I truly hope that everyone has the opportunity that I had to experience another culture, whether it is in Israel or somewhere else in the world. I know I have a bit of wanderlust and understand that not everyone feels the same about traveling. But, I think you also get to know your own culture and country by visiting other ones. I now know what about the United States I like and aspects that I don’t agree with. I know what I love about Israelis and what I could probably live without.
I want to thank my family and friends (especially my parents) for making all of this possible. I seriously don’t know what I would do without you guys or who would keep me sane in crazy situations. I need you people in my life to calm me down during hectic times and to celebrate with me in times of happiness.
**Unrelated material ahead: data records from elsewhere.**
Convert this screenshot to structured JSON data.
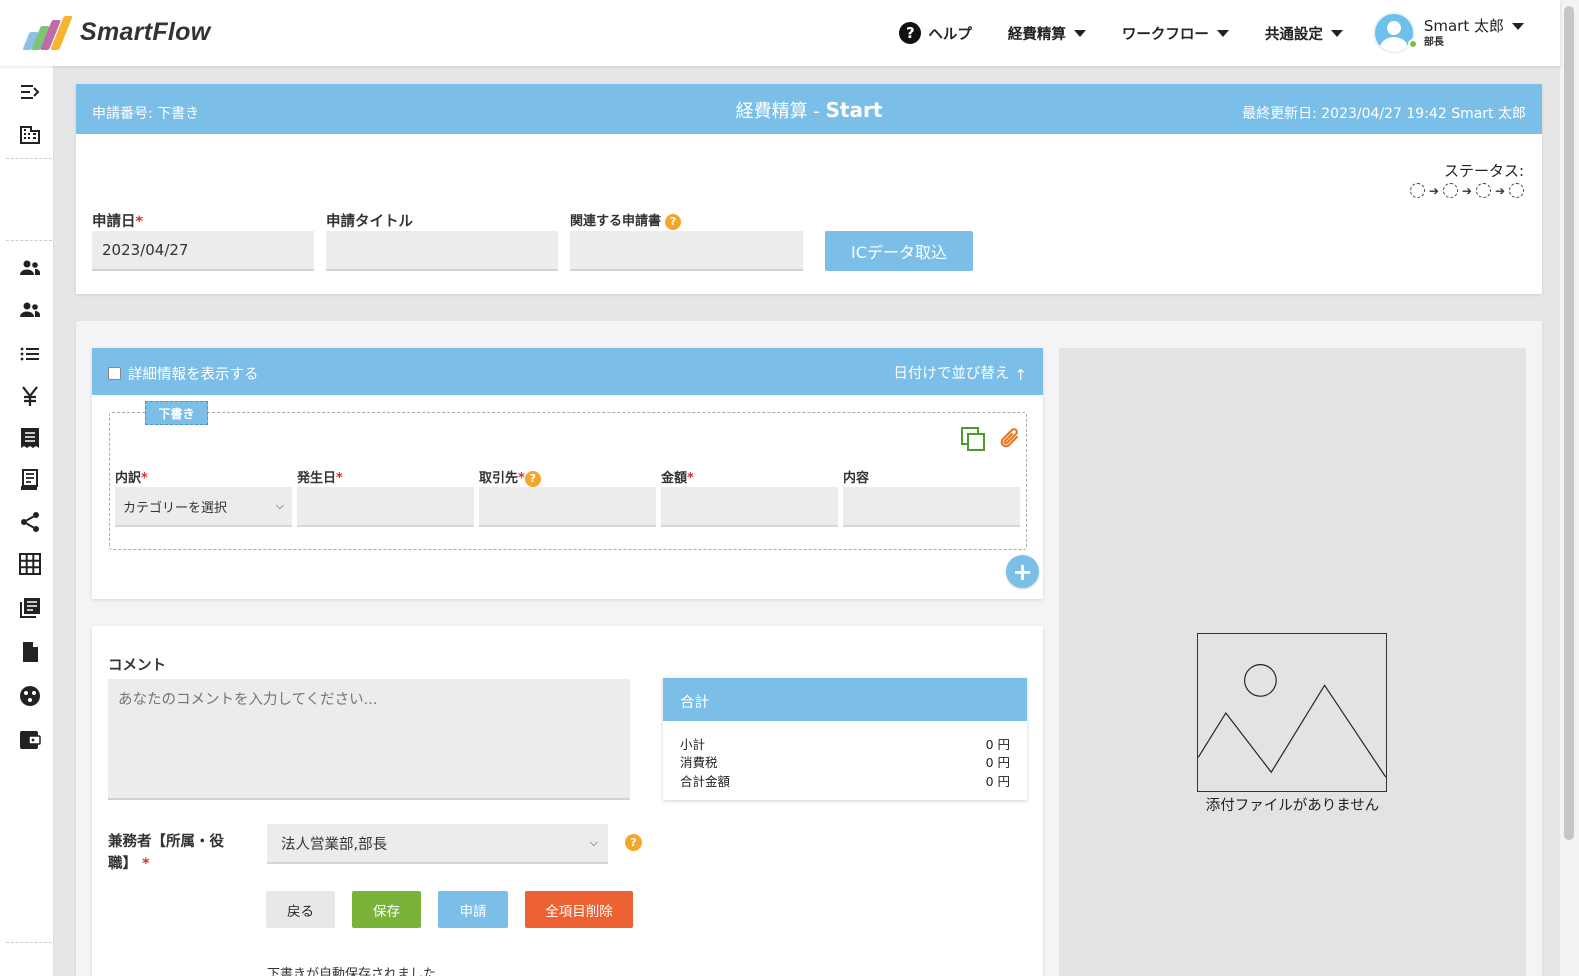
{
  "app": {
    "logo_text": "SmartFlow"
  },
  "nav": {
    "help": "ヘルプ",
    "expense": "経費精算",
    "workflow": "ワークフロー",
    "common": "共通設定",
    "user_name": "Smart 太郎",
    "user_role": "部長"
  },
  "sidebar": {
    "icons": [
      "menu-expand-icon",
      "building-icon",
      "users-icon",
      "users-group-icon",
      "list-icon",
      "yen-icon",
      "receipt-icon",
      "receipt-long-icon",
      "share-icon",
      "grid-icon",
      "library-books-icon",
      "file-icon",
      "palette-icon",
      "wallet-icon"
    ]
  },
  "header": {
    "app_no": "申請番号: 下書き",
    "title": "経費精算 - ",
    "title_bold": "Start",
    "last_updated": "最終更新日: 2023/04/27 19:42 Smart 太郎",
    "status_label": "ステータス:",
    "status_steps": 4
  },
  "form": {
    "date_label": "申請日",
    "date_value": "2023/04/27",
    "title_label": "申請タイトル",
    "title_value": "",
    "related_label": "関連する申請書",
    "related_value": "",
    "ic_button": "ICデータ取込"
  },
  "detail": {
    "show_details": "詳細情報を表示する",
    "sort_by_date": "日付けで並び替え",
    "draft_tag": "下書き",
    "columns": {
      "category": "内訳",
      "date": "発生日",
      "vendor": "取引先",
      "amount": "金額",
      "content": "内容"
    },
    "category_placeholder": "カテゴリーを選択"
  },
  "comment": {
    "label": "コメント",
    "placeholder": "あなたのコメントを入力してください..."
  },
  "totals": {
    "header": "合計",
    "rows": [
      {
        "label": "小計",
        "value": "0 円"
      },
      {
        "label": "消費税",
        "value": "0 円"
      },
      {
        "label": "合計金額",
        "value": "0 円"
      }
    ]
  },
  "approver": {
    "label": "兼務者【所属・役職】",
    "value": "法人営業部,部長"
  },
  "buttons": {
    "back": "戻る",
    "save": "保存",
    "apply": "申請",
    "clear_all": "全項目削除"
  },
  "autosave_note": "下書きが自動保存されました",
  "attachment": {
    "empty_text": "添付ファイルがありません"
  },
  "colors": {
    "primary": "#7bbfe9",
    "save": "#79b33a",
    "danger": "#ec6233",
    "required": "#d9312b",
    "help": "#f4a62a",
    "online": "#7ac143"
  }
}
For example, my flight today. I was supposed to be on an 11:30pm flight from Tel Aviv to Philly then to Chicago. I sat calmly on the runway after the flight was already delayed for an hour. Three hours passed and the pilot informed us that the flight was being cancelled. After a frantic panic attack from me, I Facebooked my mom about the situation. In a matter of minutes, I was booked on the next flight to London then to Chicago. Mom makes moves, let me tell you! I ended up meeting amazing people on my flights (shout out to all that helped me with my oversize and massive bags) and although I literally spirited across London Heathrow airport to make my connecting flight, it gave me an adrenaline rush and I have the sweat marks to prove it!
Israel is just an amazing place. Period. I don’t know what else to say. These two-months flew by and in the blink of an eye they were over. I definitely have no regrets but I do feel in a way that I turned my back on Israel. We lived like Israelis for two-months and then just left when it was our time to go. I hated leaving during the situation and felt as if I were letting down my people. Not that I myself have that big of an impact on Israel, but I just felt a sense of remorse. But, I know I’ll be back next year. Whether taking classes, working, volunteering, or something else, I know I’ll be back. It wasn’t a “goodbye” to Israel but more of a “see you later.”
I have a favorite quote that perfectly summed up my time in Florence as it does for Israel as well. “You get a strange feeling when you’re about to leave a place. You’ll not only miss the people you love, but you’ll miss the person you are now at this time and place because you’ll never be this way again.” Peace out Tel Aviv, I’ll be back for you someday soon!